Pub Type(s)

Journal Article
Review

Language

eng

PubMed ID

33027883

Citation

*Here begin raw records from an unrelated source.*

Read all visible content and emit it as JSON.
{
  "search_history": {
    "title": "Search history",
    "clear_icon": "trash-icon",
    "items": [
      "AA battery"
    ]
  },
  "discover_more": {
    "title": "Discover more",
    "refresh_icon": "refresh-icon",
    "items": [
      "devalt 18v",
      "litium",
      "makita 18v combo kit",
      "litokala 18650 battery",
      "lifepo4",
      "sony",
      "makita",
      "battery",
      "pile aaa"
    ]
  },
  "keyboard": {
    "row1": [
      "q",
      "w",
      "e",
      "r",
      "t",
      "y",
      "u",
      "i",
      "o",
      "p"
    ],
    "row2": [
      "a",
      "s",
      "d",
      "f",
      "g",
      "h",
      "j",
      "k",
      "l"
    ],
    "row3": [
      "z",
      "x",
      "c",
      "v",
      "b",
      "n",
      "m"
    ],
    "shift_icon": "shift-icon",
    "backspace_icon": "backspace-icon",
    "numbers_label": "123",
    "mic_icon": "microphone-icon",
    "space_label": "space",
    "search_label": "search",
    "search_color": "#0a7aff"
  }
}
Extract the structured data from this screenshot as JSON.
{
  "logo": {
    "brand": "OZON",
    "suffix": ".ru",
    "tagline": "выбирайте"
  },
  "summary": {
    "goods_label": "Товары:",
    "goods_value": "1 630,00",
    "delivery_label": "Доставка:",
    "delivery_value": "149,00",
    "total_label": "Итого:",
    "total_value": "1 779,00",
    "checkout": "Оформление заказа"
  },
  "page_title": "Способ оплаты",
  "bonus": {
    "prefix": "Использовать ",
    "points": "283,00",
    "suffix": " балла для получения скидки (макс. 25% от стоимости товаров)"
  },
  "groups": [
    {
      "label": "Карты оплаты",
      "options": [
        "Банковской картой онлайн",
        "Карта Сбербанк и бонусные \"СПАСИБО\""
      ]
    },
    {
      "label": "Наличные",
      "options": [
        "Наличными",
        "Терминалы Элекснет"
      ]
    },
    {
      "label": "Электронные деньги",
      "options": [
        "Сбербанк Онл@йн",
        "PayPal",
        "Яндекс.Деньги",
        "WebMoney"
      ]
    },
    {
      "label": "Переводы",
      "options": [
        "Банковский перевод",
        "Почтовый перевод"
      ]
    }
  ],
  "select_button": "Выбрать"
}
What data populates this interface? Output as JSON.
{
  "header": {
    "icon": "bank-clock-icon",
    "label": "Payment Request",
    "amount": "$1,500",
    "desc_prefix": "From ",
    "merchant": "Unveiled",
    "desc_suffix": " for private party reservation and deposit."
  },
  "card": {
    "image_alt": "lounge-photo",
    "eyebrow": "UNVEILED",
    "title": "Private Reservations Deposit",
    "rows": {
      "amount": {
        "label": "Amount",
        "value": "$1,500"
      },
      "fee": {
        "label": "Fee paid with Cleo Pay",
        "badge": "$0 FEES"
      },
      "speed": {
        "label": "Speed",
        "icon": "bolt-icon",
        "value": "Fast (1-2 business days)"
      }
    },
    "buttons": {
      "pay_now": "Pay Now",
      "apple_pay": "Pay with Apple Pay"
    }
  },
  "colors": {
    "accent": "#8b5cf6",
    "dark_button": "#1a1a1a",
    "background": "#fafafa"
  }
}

Bian, Tengfei, et al. "Kava as a Clinical Nutrient: Promises and Challenges." Nutrients, vol. 12, no. 10, 2020.
Bian T, Corral P, Wang Y, et al. Kava as a Clinical Nutrient: Promises and Challenges. Nutrients. 2020;12(10).
Bian, T., Corral, P., Wang, Y., Botello, J., Kingston, R., Daniels, T., Salloum, R. G., Johnston, E., Huo, Z., Lu, J., Liu, A. C., & Xing, C. (2020). Kava as a Clinical Nutrient: Promises and Challenges. Nutrients, 12(10). https://doi.org/10.3390/nu12103044
Bian T, et al. Kava as a Clinical Nutrient: Promises and Challenges. Nutrients. 2020 Oct 5;12(10) PubMed PMID: 33027883.
* Article titles in AMA citation format should be in sentence-case
TY - JOUR T1 - Kava as a Clinical Nutrient: Promises and Challenges. AU - Bian,Tengfei, AU - Corral,Pedro, AU - Wang,Yuzhi, AU - Botello,Jordy, AU - Kingston,Rick, AU - Daniels,Tyler, AU - Salloum,Ramzi G, AU - Johnston,Edward, AU - Huo,Zhiguang, AU - Lu,Junxuan, AU - Liu,Andrew C, AU - Xing,Chengguo, Y1 - 2020/10/05/ PY - 2020/08/29/received PY - 2020/09/21/revised PY - 2020/09/25/accepted PY - 2020/10/8/entrez PY - 2020/10/9/pubmed PY - 2021/3/26/medline KW - anxiety KW - cancer KW - cultivars KW - hepatotoxicity KW - inflammation KW - kava KW - kavalactone KW - quality assurance KW - quality control KW - stress JF - Nutrients JO - Nutrients VL - 12 IS - 10 N2 - Kava beverages are typically prepared from the root of Piper methysticum. They have been consumed among Pacific Islanders for centuries. Kava extract preparations were once used as herbal drugs to treat anxiety in Europe. Kava is also marketed as a dietary supplement in the U.S. and is gaining popularity as a recreational drink in Western countries. Recent studies suggest that kava and its key phytochemicals have anti-inflammatory and anticancer effects, in addition to the well-documented neurological benefits. While its beneficial effects are widely recognized, rare hepatotoxicity had been associated with use of certain kava preparations, but there are no validations nor consistent mechanisms. Major challenges lie in the diversity of kava products and the lack of standardization, which has produced an unmet need for quality initiatives. This review aims to provide the scientific community and consumers, as well as regulatory agencies, with a broad overview on kava use and its related research. We first provide a historical background for its different uses and then discuss the current state of the research, including its chemical composition, possible mechanisms of action, and its therapeutic potential in treating inflammatory and neurological conditions, as well as cancer. We then discuss the challenges associated with kava use and research, focusing on the need for the detailed characterization of kava components and associated risks such as its reported hepatotoxicity. Lastly, given its growing popularity in clinical and recreational use, we emphasize the urgent need for quality control and quality assurance of kava products, pharmacokinetics, absorption, distribution, metabolism, excretion, and foundational pharmacology. These are essential in order to inform research into the molecular targets, cellular mechanisms, and creative use of early stage human clinical trials for designer kava modalities to inform and guide the design and execution of future randomized placebo controlled trials to maximize kava's clinical efficacy and to minimize its risks. SN - 2072-6643 UR - https://www.unboundmedicine.com/medline/citation/33027883/Kava_as_a_Clinical_Nutrient:_Promises_and_Challenges_ L2 - https://www.mdpi.com/resolver?pii=nu12103044 DB - PRIME DP - Unbound Medicine ER -